Sign Up for Updates

Newsletter Signup - Quick Signup

Destination Spotlight: Japan — Exploring the Art of Japanese Mokuhanga Woodblock Printmaking

In the summer of 2024, Professor of Art Jimin Lee will return to Japan with 15 art majors from the University of California at Santa Cruz (UCSC) to embark on a month-long journey exploring the traditional art form of Japanese Mokuhanga woodblock printmaking, also known as “Ukiyo-e.”

Student practicing the art of woodblock printing
UCSC Art Major practicing the art of Mokuhanga woodblock carving

Ukiyo-e,” translated to “pictures of the floating world,” is a technique of carving an image onto a wooden block, brushed with water-based ink, and pressed onto Washi—a Japanese paper known for its incredible strength, texture and absorbency. This process, known as Mokuhanga, is a complex and meticulous art form that requires precision and patience. It became popular from the 17th to the 19th century in Edo (today’s Tokyo).


Their educational journey will begin in Tokyo, a city that blends tradition and modernity. Students will visit multiple museums and galleries to experience the intricate world of traditional and modern-day woodblock prints. According to Professor Lee, “There is a big difference between getting up close and looking at a work of art as opposed to looking at a reproduction in a book or online somewhere. I believe you have to go there and use all your senses to fully appreciate the artistic intent.”


Two UCSC Art Majors learning the art of woodblock printing
UCSC Art Majors learning the art of Japanese papermaking at the Awagami Paper Factory in Tokushima, Japan

In week two, students will travel South by train for three hours to Tokushima to practice the art of papermaking. Amidst the serene surroundings of rural Japan, they will spend five days at the Awagami Paper Factory learning traditional papermaking, a crucial component of Mokuhanga printmaking. This immersive experience will deepen their understanding of the art form and fosters a sense of appreciation for traditional and sustainable practices.


The adventure culminates in Kyoto, a city revered as the cultural heart of Japan. During the first three days, the students will take in their surroundings and explore the famous Kiyomizu-Dera temple (a UNESCO World Heritage Site), Fushimi Inari Shrine, with its thousands of vermilion torii gates, Niko Castle, the first shogun of the Edo Period and Gion, a historic district known for its wooden storefronts and its Geisha culture.

From Instruction to Exhibition

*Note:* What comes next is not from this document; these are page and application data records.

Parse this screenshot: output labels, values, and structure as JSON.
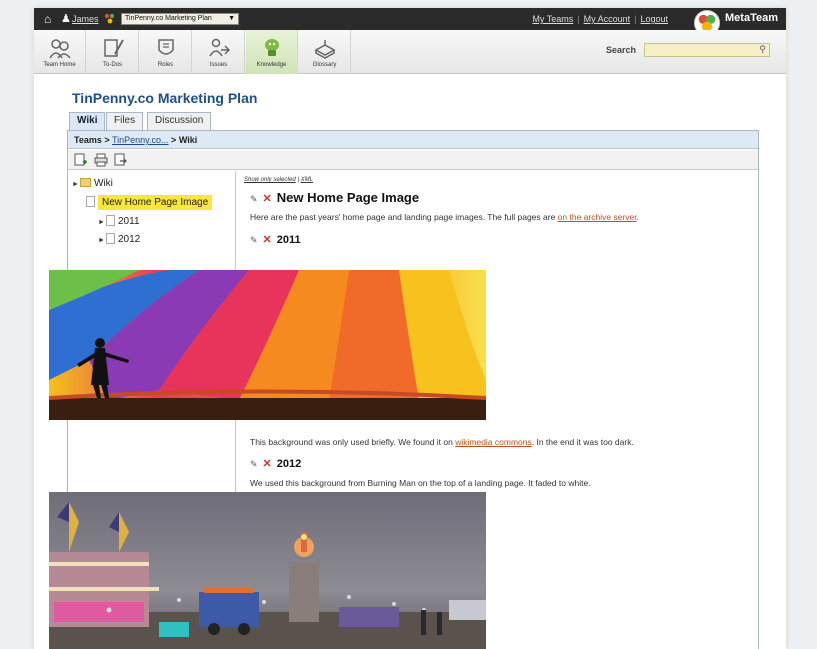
{
  "topbar": {
    "user": "James",
    "team_select": "TinPenny.co Marketing Plan",
    "links": [
      "My Teams",
      "My Account",
      "Logout"
    ],
    "brand": "MetaTeam"
  },
  "toolbar": {
    "tools": [
      {
        "label": "Team Home",
        "icon": "team-home-icon"
      },
      {
        "label": "To-Dos",
        "icon": "todos-icon"
      },
      {
        "label": "Roles",
        "icon": "roles-icon"
      },
      {
        "label": "Issues",
        "icon": "issues-icon"
      },
      {
        "label": "Knowledge",
        "icon": "knowledge-icon"
      },
      {
        "label": "Glossary",
        "icon": "glossary-icon"
      }
    ],
    "search_label": "Search",
    "search_value": ""
  },
  "page": {
    "title": "TinPenny.co Marketing Plan",
    "tabs": [
      "Wiki",
      "Files",
      "Discussion"
    ],
    "breadcrumb": {
      "root": "Teams",
      "sep": ">",
      "team": "TinPenny.co...",
      "current": "Wiki"
    }
  },
  "tree": {
    "root": "Wiki",
    "selected": "New Home Page Image",
    "children": [
      "2011",
      "2012"
    ]
  },
  "content": {
    "top_links": {
      "show_selected": "Show only selected",
      "sep": "|",
      "xml": "XML"
    },
    "title": "New Home Page Image",
    "intro_text": "Here are the past years' home page and landing page images.  The full pages are ",
    "intro_link": "on the archive server",
    "intro_end": ".",
    "section1": {
      "title": "2011",
      "caption_pre": "This background was only used briefly.  We found it on ",
      "caption_link": "wikimedia commons",
      "caption_post": ". In the end it was too dark."
    },
    "section2": {
      "title": "2012",
      "caption": "We used this background from Burning Man on the top of a landing page.  It faded to white."
    }
  },
  "colors": {
    "accent": "#1e4f86",
    "highlight": "#fbe63b",
    "delete": "#d0342c",
    "link": "#c0501f"
  }
}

The students will spend their last eight days immersed in Mokuhanga classes at the Kyoto University of the Arts (KUA), receiving intensive instruction and studio time to create their works of art. On the final day, they will present their artwork to KUA faculty and local artists.

Group of UCSC Students in Japan standing behind table of art supplies holding their finished Mokuhanga prints
UCSC Art Majors from the 2023 Japan program sharing their finished Mokuhanga woodblock prints

The Mokuhanga printmaking course in Japan offers art students a unique opportunity to explore the intersection of tradition and innovation in one of the world’s most vibrant artistic cultures. Through hands-on experiences, cultural immersion and cross-cultural exchange, students gain a deeper understanding of the art form and the country that has inspired it for centuries.

This exciting and unique program returns to Japan year after year, and when we asked Professor Lee about her experience with The Asia Institute, this is what she had to say:

Before working with The Asia Institute, I had to handle a significant amount of logistical coordination myself (before and during the trip), and that was an overwhelming responsibility for a faculty leader. The Asia Institute has helped find the best ways to reflect the program’s initial needs and goals through lengthy and often very slow communication with all of the involved parties, including our Japanese program hosts, with patience and in a respectable manner.” Regarding the art majors, she stated, “It was very clear from the program evaluation survey that students had a wonderful experience and felt they received excellent on-site support.”

If your university, college or community college is interested in designing a customized study abroad program in Japan or another exciting program destination, visit our Study Abroad Program page. There, you will learn about The Asia Institute’s program design and development approach and destination options, view examples of other custom programs and see how easy it is to begin customizing your school’s study abroad program!